Treatment Against a Client’s Desires. Medical professionals may often disagree with patients over the very best strategy. Clients typically have a right to refuse treatment, even when doctors believe that such a decision is not in the patient’s benefits. A common example of this is when a patient has spiritual objections to a proposed course of treatment. When these differences happen, physicians can not provide the treatment without the client’s approval. Effective treatment will not secure the medical professionals from liability.
The Uninformed Patient. Clients have a right to make decisions about their own treatment. However that right is of little value if they are uninformed about the advantages and risks of proposed treatment. Therefore, medical professionals have a commitment to provide enough info to allow their patients to make educated decisions.

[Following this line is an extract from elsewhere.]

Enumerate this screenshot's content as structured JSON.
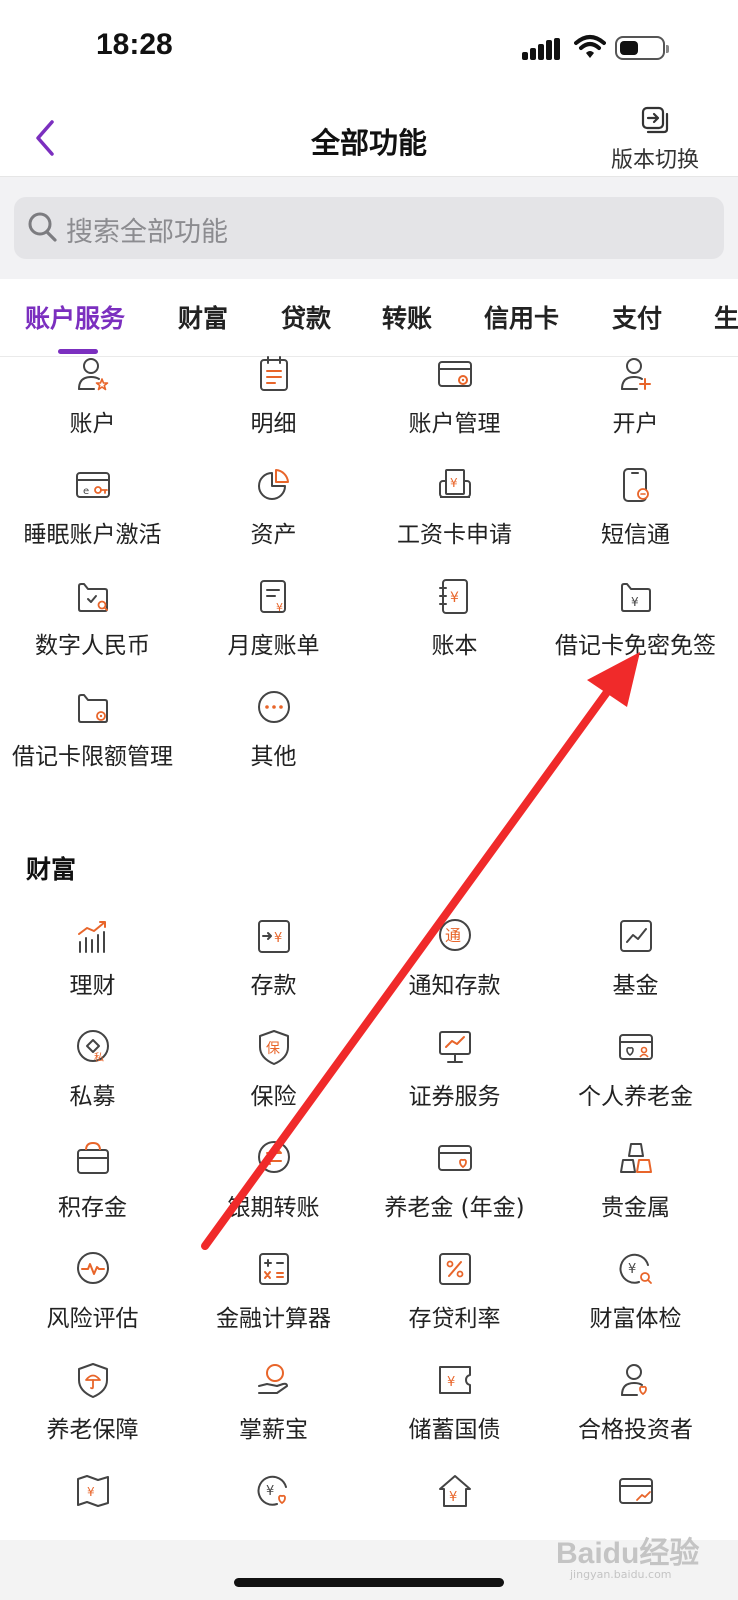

For instance, if a doctor proposes a surgery to a client and describes the details of the procedure, however cannot mention that the surgical treatment brings a considerable risk of heart failure, that doctor might be responsible for malpractice. Notice that the physician could be liable even if other reasonably qualified medical professionals would have recommended the surgery in the very same circumstance. In this case, the physician’s liability comes from a failure to acquire educated approval, instead of from a mistake in treatment or diagnosis.

The Emergency Exception. Often doctors simply do not have time to get informed permission, or the situation makes it unreasonable. Medical malpractice law presumes that clients in immediate requirement of medical care who are incapable of providing informed authorization would grant life-saving treatment if they had the ability to do so. Hence, clients who receive treatment in emergency situation circumstances normally can not sue their physicians for failure to acquire informed consent.